Yesterday, when I was still sleepy-eyed and blurry on my way to work, a tiny old woman pressed her bus transfer ticket into my palm.
"Here," she said as I made room for her to get off the MUNI. "You take this, it's yours."
"Um," I said, bleary. "Thanks? Thank you, ma'am."
She just nodded at me and patted my hand. It wasn't much, really -- she saved me two dollars, which goes a long way the week before payday but wouldn't have killed me to pony up -- but fairy tales and my mother taught me that acknowledging the gifts old women give you is a matter of no small importance. I thanked her again and climbed onto the bus, tucking the ticket into my front pocket like a talisman.
Ever since then, I've been waiting for something bad of equal magnitude to happen.
Something like a year ago, I started picking out patterns in my luck. My weeks had themes of bad, good, or neutral, I decided retroactively, and the best way to guard against disappointment would be to try to predict their turnings. They tend to alternate, though not always.
No matter the way it goes, it happens in threes; it was almost a relief when, last Friday, I left my wallet at home and slept through my alarm and melted my work computer's hard drive all on the same day, because it meant Saturday and Sunday would be free and clear.
Similarly, when three great things happened on Monday the week before, I spent the rest of the week holding my breath, waiting for the world to crack.
Unfortunately, it's rarely the other way around. Sometimes, after a particularly dogged week, I'll dig my nails into my cheeks and think, "At least next will be better. It's a good week's turn." Of course, that's when the system fails, and the next week is even worse. Jinxed!
And it's not just the week-luck that I get superstitious about. I've had a pretty great year, all things considered -- getting a "One-Handed Read" published in BUST, dating wonderful people, turning things around in my day job, and, of course, writing for xoJane -- but none of it came from "positive visualization."

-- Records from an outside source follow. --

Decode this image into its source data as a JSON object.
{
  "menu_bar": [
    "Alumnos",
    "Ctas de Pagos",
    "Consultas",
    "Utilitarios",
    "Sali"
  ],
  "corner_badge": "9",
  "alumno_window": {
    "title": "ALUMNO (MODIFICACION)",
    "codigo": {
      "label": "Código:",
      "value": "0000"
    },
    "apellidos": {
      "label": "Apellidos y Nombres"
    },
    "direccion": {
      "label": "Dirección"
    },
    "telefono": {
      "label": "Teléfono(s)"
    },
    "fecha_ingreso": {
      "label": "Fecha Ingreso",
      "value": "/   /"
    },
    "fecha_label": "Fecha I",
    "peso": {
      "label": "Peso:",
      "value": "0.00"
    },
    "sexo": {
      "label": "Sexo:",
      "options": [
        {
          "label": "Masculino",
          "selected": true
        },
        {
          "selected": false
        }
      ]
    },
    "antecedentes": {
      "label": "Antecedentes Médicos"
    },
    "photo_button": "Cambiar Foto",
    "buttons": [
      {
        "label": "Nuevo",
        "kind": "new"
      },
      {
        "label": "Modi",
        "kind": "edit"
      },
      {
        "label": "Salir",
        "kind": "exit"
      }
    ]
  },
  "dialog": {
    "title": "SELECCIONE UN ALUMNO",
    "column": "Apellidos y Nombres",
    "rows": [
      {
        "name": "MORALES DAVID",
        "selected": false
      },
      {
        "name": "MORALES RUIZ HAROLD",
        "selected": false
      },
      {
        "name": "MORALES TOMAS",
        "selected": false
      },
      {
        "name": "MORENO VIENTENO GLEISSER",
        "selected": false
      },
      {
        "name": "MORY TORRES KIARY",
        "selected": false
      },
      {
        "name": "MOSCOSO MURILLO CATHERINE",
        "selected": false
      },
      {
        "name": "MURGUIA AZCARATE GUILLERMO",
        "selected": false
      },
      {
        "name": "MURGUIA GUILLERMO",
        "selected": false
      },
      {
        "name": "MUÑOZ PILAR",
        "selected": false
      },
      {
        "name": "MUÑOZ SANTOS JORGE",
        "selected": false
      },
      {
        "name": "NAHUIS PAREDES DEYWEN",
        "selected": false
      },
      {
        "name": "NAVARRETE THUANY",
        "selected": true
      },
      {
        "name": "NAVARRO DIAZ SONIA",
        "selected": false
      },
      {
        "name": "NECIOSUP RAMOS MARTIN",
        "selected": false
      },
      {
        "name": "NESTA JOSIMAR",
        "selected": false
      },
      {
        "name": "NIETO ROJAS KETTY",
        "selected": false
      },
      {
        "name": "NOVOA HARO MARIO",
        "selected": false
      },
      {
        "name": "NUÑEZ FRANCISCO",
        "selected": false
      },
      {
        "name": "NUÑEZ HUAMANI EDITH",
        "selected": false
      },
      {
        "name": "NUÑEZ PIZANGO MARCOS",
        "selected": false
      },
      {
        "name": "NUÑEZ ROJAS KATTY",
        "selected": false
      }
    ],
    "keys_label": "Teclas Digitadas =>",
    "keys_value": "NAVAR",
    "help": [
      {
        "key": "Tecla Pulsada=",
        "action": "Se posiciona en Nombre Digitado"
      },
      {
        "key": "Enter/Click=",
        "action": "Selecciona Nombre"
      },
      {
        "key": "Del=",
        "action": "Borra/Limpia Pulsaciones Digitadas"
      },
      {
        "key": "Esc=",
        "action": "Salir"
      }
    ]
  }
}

In fact, it was the opposite: Every time I got my hopes up, even a little, I'd get a submission rejected or have a fight with my dates. I'm a daydreamer, and that's what always gets me -- at night, I'll lull myself to sleep with visions of book signings and cold-mouthed kisses in the rain, and in the morning I'll have somehow willed my own undoing.
I've never read "The Secret," but the Internet tells me that it's a book about believing in something so hard that it eventually happens. I sometimes suspect I have the opposite kind of magic: the harder I believe something won't happen (or, best, if I forget I hoped for it in the first place), the more likely it will. I've written before about envisioning the deaths of my loved ones as a protection tactic, and this is a similar, if less morbid, preemptive measure.
It's not as if this negative thinking makes me work harder or persevere more intensely. I usually keep it tucked away for when events have spun beyond my control: after the book proposal is emailed or the post goes up online, I'll just remember a little sing-song, "This probably won't work, but no big deal if it doesn't."
In less hippy-dippy terms, I guess this stems from the lowered risk that comes with lowered expectations. I can't be disappointed with failure if I never thought I would succeed in the first place. I'll even shush other people, friends, when they kindly try to bolster my confidence, as if some stupid trickster god is waiting for my loved ones to voice enough hubris on my behalf to justify him punching me in the balls.
Blame it on my Catholic upbringing, but trusting in good things and not fearing the bad always reminds me of the kids that die too early in horror movies because they were hanging off the edge of a railing or standing with their back to an empty house. "Watch me!" it feels like I'm telling the universe, grinning, as a black tongue snakes around my ankle.
Weirdly, I'm not a particularly negative person on a day-to-day basis. I actually consider myself an optimist, in that when I'm confronted with actual, real-life problems I tend to believe everything will turn out all right. It's only when it comes to goals and aspirations that I fiercely resist curling into a comforting hypothetical future. Greek Stoics called this a "premeditation of evils," and New York businessmen apparently use it to absolve short-term anxiety. I'm not sure it's doing much for the long-term, low-intensity hum of nerves that twang under my skin every time two bad things happen in a day, but, hey, I'll take it.
This is not to say that positive thinking is ineffective for everyone. And at the least, it's soothing, like slipping into a warm bath. These days, I still fantasize myself to sleep, but it's usually about absurd things, like charming Emma Stone or wowing everyone with my dance moves the next time I hit the town. The farther away from my real life I stay, the less the likelihood that I'll somehow invite disaster. Even during the last election, I spent most of October trying to visualize Romney as President, just so I could get used to the knot in my stomach.
For someone who's, in most respects, pretty practical, this slip into superstition is a little surprising. "Do you believe hardships come in threes?" I asked my best friend on the phone recently, and he laughed.
"No. You're super weird." He's in med school across the country, where things like believing in ghosts and asking for your date's astrological sign are professional liabilities. I miss him like crazy. As tempting as it is, though, I try my hardest not to daydream about where our friendship will be in five years.
Kate is not always eminently practical about her worries on Twitter at @katchatters.